▸ Exercise:
Copy out every line from the records that includes "Import".

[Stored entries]
────────────────────────────────────────

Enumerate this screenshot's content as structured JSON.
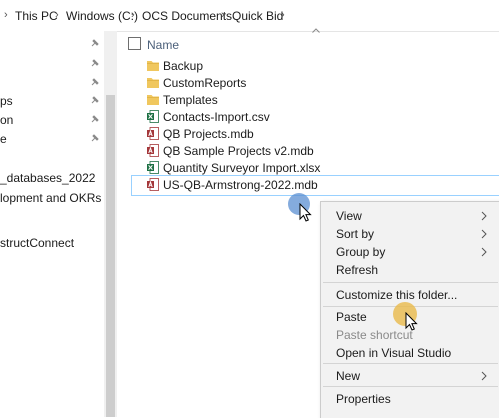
{
  "breadcrumb": {
    "items": [
      "This PC",
      "Windows (C:)",
      "OCS Documents",
      "Quick Bid"
    ]
  },
  "nav": {
    "items": [
      {
        "label": "ps",
        "pinned": true
      },
      {
        "label": "on",
        "pinned": true
      },
      {
        "label": "e",
        "pinned": true
      },
      {
        "label": "_databases_2022",
        "pinned": false
      },
      {
        "label": "lopment and OKRs",
        "pinned": false
      },
      {
        "label": "structConnect",
        "pinned": false
      }
    ]
  },
  "content": {
    "column_name": "Name",
    "files": [
      {
        "name": "Backup",
        "type": "folder",
        "icon": "folder-icon"
      },
      {
        "name": "CustomReports",
        "type": "folder",
        "icon": "folder-icon"
      },
      {
        "name": "Templates",
        "type": "folder",
        "icon": "folder-icon"
      },
      {
        "name": "Contacts-Import.csv",
        "type": "excel",
        "icon": "excel-icon"
      },
      {
        "name": "QB Projects.mdb",
        "type": "access",
        "icon": "access-db-icon"
      },
      {
        "name": "QB Sample Projects v2.mdb",
        "type": "access",
        "icon": "access-db-icon"
      },
      {
        "name": "Quantity Surveyor Import.xlsx",
        "type": "excel",
        "icon": "excel-icon"
      },
      {
        "name": "US-QB-Armstrong-2022.mdb",
        "type": "access",
        "icon": "access-db-icon",
        "selected": true
      }
    ]
  },
  "context_menu": {
    "items": [
      {
        "label": "View",
        "submenu": true
      },
      {
        "label": "Sort by",
        "submenu": true
      },
      {
        "label": "Group by",
        "submenu": true
      },
      {
        "label": "Refresh"
      },
      {
        "label": "Customize this folder..."
      },
      {
        "label": "Paste"
      },
      {
        "label": "Paste shortcut",
        "disabled": true
      },
      {
        "label": "Open in Visual Studio"
      },
      {
        "label": "New",
        "submenu": true
      },
      {
        "label": "Properties"
      }
    ]
  },
  "colors": {
    "folder": "#f0c75e",
    "excel": "#1d7044",
    "access": "#a4373a",
    "selection_border": "#99d1ff",
    "click_halo_blue": "#5b8fd1",
    "click_halo_yellow": "#e8b94a"
  }
}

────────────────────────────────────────

▸ Finished task:
        "name": "Contacts-Import.csv",
        "name": "Quantity Surveyor Import.xlsx",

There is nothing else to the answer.